--- Material for this task Enclosed Below ---

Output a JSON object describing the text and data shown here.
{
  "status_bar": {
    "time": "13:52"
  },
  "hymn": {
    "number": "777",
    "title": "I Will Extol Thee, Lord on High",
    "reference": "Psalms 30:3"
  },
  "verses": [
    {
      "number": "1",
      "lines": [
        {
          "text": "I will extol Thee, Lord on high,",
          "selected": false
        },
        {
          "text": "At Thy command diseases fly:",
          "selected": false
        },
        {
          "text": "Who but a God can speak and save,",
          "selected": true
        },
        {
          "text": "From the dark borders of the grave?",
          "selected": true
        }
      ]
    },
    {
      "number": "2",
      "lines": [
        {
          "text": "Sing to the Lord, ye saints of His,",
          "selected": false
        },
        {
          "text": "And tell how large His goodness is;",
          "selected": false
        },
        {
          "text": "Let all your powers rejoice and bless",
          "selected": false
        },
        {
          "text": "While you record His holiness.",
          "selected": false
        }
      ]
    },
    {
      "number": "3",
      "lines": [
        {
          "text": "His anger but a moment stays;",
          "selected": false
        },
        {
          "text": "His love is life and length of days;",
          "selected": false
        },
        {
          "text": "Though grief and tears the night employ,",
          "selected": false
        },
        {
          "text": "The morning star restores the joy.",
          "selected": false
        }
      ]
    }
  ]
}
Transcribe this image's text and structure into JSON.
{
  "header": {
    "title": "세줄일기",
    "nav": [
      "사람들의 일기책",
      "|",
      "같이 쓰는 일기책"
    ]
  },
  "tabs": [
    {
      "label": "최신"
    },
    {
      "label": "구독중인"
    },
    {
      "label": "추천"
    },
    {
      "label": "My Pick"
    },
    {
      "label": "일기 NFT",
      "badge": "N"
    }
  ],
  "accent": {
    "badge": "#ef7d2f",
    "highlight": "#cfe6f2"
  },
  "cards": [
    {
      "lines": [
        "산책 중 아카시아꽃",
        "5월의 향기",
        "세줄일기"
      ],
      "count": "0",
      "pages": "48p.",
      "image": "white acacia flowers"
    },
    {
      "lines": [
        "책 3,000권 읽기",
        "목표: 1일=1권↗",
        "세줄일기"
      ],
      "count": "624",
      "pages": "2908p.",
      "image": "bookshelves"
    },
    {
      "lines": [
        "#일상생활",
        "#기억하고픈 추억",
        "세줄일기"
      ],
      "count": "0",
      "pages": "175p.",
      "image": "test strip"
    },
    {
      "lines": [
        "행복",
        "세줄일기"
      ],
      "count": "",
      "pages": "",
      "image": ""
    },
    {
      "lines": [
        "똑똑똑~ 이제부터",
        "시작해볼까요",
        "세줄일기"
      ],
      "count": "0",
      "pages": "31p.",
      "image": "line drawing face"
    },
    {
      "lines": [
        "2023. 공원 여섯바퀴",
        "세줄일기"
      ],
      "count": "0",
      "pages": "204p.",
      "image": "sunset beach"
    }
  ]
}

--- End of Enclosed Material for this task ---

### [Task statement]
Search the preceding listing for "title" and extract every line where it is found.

### [Exercise solution]
    "title": "I Will Extol Thee, Lord on High",
    "title": "세줄일기",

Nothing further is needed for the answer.